Shania Bennett participates in military scholarship program
Shania Bennett endured the academic rigors of her first year of medical school. Then, instead of slowing down for the summer, she did something few UC Davis medical students will ever do.
She braved a military bootcamp known as Officer Training School.
Bennett was up at 4:30 a.m. daily. She routinely ran 1.5 miles. She crammed dozens of pushups and crunches against a 60-second timer. And she sat in classrooms for endless hours to learn about military service, laws and the mission of the Air Force.
The Officer Training School was grueling, but she isn’t complaining. Bennett is among a select group of students in the military program that pays her medical school tuition and monthly expenses. In exchange, she provides military service during summers and the first four years of her post-residency career.
She is part of the military’s Health Professions Scholarship Program, or HPSP.
“At first, it’s a little scary to make the decision to join,” Bennett said. But her devotion for service, combined with the scholarship, put her in a win-win situation: “I’ve been able to live without debt, which is a huge stress that’s been relieved.”
Stem cell research influences decision to study medicine
Bennett, now a second-year medical student, was raised in Fiddletown, a community of just 250 people in Amador County. As a teenager, she never thought about following her brother into the military, but she found opportunities to shadow surgeons in nearby Jackson and, during college, in faraway Spain.
She got into San Diego State University as a nursing major, then switched to premed, fascinated by a rare opportunity for 10 undergraduate students to perform stem cell research. The grant, part of Proposition 14, allowed her to work side by side with graduate students, researchers and physicians in search of stem cell treatments.
“It was really intimidating at first,” Bennett said. “The lab’s principal investigator was an M.D./Ph.D., and the team was so incredibly smart – and here I walked in with almost no experience.”
She applied to numerous medical schools, unsure if any would want her. She received five acceptance letters, the last being from UC Davis, her dream school.
Next, she had to learn how to finance her education. That’s when she came across the military program that covers tuition, fees, textbooks, supplies – and even provides a monthly stipend. While on scholarship, students spend 45 days on active duty a year. After graduation, scholars are required to serve one year of active duty for each year they receive the scholarship.
After consulting with her brother, an airman, Bennett decided to apply for the program, and got in.
Dedicated to put service before self
Bennett admires the core values of the Air Force, which means she puts service before self, and carries out her tasks with integrity and excellence. “That really resonates with me,” she said.
Last summer’s training in Montgomery, Alabama, was challenging, yet Bennett scored at the top of her class for physical agility among women, thanks in part to her ability to crank out 54 pushups in a minute.

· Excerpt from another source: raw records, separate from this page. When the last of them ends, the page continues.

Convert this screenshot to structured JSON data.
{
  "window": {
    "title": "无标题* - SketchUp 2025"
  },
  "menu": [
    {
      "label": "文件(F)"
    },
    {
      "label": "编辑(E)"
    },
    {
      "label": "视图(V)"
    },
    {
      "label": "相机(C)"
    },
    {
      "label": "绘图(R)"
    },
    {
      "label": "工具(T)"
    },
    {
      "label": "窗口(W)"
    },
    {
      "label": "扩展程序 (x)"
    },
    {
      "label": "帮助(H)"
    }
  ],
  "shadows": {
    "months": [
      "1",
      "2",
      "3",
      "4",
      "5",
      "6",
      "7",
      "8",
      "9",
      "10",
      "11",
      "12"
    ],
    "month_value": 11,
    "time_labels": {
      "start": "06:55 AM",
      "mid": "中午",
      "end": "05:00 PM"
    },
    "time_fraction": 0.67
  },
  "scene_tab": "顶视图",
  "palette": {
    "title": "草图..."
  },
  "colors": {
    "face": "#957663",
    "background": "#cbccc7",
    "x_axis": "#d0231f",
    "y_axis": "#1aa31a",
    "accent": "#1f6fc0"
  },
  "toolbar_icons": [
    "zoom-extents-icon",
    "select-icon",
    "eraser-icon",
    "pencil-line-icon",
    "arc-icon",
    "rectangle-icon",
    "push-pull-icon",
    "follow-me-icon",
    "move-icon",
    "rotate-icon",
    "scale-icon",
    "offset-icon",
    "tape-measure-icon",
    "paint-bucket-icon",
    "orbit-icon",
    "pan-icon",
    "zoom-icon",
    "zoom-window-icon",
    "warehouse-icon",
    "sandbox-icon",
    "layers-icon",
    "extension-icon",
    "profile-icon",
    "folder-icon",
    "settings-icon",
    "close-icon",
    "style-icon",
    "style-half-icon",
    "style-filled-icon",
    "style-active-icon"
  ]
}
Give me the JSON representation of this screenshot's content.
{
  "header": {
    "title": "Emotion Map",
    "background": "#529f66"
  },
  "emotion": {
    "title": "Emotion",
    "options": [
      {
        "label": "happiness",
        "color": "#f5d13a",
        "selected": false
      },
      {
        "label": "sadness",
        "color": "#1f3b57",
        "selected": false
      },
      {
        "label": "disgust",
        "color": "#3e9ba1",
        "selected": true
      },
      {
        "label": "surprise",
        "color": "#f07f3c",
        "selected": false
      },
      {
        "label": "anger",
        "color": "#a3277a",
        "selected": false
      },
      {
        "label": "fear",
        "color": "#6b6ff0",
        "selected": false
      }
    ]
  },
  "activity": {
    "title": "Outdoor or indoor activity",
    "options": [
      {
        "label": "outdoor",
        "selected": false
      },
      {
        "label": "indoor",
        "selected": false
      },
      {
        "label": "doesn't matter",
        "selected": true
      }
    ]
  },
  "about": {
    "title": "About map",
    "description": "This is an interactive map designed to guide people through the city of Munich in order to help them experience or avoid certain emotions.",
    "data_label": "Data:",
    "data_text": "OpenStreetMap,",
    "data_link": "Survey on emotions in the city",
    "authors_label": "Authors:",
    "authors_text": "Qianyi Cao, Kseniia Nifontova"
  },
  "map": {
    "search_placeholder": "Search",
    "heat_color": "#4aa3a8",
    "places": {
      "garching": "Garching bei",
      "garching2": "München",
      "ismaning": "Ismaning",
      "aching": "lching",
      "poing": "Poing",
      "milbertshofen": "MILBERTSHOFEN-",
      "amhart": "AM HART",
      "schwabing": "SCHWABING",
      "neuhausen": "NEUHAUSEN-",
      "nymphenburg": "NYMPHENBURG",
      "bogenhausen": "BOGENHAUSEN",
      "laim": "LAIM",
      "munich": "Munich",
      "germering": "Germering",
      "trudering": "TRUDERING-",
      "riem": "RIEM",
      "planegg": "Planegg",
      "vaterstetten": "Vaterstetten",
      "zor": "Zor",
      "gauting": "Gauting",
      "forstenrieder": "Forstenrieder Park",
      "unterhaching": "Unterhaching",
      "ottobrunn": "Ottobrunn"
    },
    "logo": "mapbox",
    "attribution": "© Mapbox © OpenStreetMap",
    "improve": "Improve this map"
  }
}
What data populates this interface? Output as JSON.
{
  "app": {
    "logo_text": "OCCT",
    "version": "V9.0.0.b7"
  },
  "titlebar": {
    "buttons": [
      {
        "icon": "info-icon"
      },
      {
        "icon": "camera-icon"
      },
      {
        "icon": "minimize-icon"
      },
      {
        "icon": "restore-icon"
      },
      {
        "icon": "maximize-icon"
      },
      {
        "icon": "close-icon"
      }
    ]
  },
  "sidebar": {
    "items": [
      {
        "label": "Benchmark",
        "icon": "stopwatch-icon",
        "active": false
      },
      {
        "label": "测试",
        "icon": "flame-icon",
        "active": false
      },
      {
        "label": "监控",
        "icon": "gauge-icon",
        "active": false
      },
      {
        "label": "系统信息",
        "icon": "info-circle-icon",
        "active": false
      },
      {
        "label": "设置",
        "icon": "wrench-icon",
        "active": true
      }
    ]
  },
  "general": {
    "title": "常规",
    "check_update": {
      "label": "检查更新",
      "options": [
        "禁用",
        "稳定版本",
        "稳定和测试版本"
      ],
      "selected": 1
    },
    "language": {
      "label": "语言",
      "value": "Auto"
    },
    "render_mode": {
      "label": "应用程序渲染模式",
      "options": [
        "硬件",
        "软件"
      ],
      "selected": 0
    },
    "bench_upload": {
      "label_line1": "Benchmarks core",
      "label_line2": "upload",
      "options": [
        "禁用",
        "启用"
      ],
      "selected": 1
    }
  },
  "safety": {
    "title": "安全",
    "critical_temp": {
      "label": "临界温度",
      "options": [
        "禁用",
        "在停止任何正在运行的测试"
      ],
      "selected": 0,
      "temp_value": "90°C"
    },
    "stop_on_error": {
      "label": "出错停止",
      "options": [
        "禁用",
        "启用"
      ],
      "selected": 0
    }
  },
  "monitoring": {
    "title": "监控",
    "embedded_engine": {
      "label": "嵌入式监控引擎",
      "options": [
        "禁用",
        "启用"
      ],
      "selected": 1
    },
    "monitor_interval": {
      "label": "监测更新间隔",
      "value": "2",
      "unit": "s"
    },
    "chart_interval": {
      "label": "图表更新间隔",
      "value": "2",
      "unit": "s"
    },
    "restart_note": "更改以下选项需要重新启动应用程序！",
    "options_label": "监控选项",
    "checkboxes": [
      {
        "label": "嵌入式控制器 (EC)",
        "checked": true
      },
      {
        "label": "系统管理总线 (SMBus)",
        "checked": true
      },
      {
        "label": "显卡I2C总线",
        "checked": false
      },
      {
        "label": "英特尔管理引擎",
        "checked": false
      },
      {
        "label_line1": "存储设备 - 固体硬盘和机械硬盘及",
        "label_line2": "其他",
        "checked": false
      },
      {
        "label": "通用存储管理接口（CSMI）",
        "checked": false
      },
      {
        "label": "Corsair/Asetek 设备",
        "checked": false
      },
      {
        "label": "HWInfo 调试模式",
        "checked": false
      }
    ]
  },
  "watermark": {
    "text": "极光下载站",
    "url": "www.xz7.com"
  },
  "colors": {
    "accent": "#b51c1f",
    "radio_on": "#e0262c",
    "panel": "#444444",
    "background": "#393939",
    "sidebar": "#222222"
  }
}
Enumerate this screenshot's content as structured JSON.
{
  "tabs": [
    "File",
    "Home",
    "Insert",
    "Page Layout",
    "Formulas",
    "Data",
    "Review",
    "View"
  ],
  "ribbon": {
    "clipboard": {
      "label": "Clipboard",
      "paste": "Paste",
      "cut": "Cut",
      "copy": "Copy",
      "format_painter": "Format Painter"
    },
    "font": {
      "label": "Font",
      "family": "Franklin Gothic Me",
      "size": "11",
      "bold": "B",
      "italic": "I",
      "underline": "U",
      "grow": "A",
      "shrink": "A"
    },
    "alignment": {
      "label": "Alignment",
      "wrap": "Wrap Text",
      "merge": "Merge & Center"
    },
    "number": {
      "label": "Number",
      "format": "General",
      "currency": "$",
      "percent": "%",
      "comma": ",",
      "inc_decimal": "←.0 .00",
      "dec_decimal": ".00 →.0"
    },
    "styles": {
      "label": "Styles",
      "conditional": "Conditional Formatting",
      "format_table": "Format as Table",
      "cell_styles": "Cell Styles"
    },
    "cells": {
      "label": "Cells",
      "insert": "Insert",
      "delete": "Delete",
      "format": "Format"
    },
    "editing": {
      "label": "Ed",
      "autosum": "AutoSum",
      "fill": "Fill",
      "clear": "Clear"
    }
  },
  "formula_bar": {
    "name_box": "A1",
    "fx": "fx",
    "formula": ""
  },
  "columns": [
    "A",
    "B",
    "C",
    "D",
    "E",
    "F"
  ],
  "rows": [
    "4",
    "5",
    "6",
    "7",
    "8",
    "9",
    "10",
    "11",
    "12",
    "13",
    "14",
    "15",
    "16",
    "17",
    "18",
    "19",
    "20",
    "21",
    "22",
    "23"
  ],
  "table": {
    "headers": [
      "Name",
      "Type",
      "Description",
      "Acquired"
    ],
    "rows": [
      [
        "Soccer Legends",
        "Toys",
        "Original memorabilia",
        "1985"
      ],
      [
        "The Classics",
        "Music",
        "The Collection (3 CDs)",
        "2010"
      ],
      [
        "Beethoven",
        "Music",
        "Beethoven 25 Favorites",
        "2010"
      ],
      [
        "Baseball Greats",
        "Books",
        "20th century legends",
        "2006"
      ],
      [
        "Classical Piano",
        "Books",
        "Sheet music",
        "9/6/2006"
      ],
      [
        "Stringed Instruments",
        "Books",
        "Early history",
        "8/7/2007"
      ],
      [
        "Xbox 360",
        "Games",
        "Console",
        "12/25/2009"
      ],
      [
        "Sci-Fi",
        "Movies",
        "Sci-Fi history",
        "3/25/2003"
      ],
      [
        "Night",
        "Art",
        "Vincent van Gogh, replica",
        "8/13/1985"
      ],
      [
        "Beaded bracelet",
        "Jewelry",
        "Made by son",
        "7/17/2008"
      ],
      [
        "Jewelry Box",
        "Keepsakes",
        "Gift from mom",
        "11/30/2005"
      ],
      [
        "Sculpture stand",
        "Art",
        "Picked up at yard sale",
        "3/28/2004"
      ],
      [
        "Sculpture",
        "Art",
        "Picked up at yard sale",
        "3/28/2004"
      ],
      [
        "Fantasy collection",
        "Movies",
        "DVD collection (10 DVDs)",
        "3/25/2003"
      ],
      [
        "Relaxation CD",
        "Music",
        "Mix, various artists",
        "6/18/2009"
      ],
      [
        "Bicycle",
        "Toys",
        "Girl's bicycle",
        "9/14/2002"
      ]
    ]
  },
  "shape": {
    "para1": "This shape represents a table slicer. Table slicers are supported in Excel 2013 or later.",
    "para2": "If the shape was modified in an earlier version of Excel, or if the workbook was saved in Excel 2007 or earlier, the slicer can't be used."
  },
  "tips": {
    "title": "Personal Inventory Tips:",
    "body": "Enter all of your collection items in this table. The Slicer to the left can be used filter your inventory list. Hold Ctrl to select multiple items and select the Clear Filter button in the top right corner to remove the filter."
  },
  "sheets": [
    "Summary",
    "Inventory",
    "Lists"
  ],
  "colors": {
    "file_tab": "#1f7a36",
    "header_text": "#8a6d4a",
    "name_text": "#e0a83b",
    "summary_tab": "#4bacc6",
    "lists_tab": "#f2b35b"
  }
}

Next summer, when classmates in Sacramento will serve in clinical rotations, she’ll be in Texas for a course in aerospace medicine.
Shortly after that, Bennett will make some important decisions about her future: She’ll need to choose whether to seek a residency program in the military, or at a traditional civilian academic medical center, or be open to either.
Bennett aspires to be a surgeon, dermatologist or emergency medicine physician.
If she chooses to match in the military, the Air Force can send her anywhere after graduation, including keeping her at UC Davis, which has a residency program with David Grant Medical Center at Travis Air Force Base in Fairfield.
No matter where she does her residency, she’ll end up working in a military setting afterward for a minimum of four years. She will serve in active duty during that time.
“It’s hard because this could potentially be a 12-year commitment at this point from now,” she said. “But I love to travel, and I love going to new places.”
Volunteering at Willow Clinic, which serves veterans
She also loves to volunteer.
The free health fair features general health exams, flu shots, vouchers for eyeglasses from VSP, haircuts, clothes, food and coffee.
The annual event is yet another way that Bennett gives back to the community, and with an emphasis on veterans.
“I have so much pride for our country and so much love for other service members and sacrifices they make behind the scenes that a lot of people don’t understand,” she said. “I know how blessed I am to be in the United States.”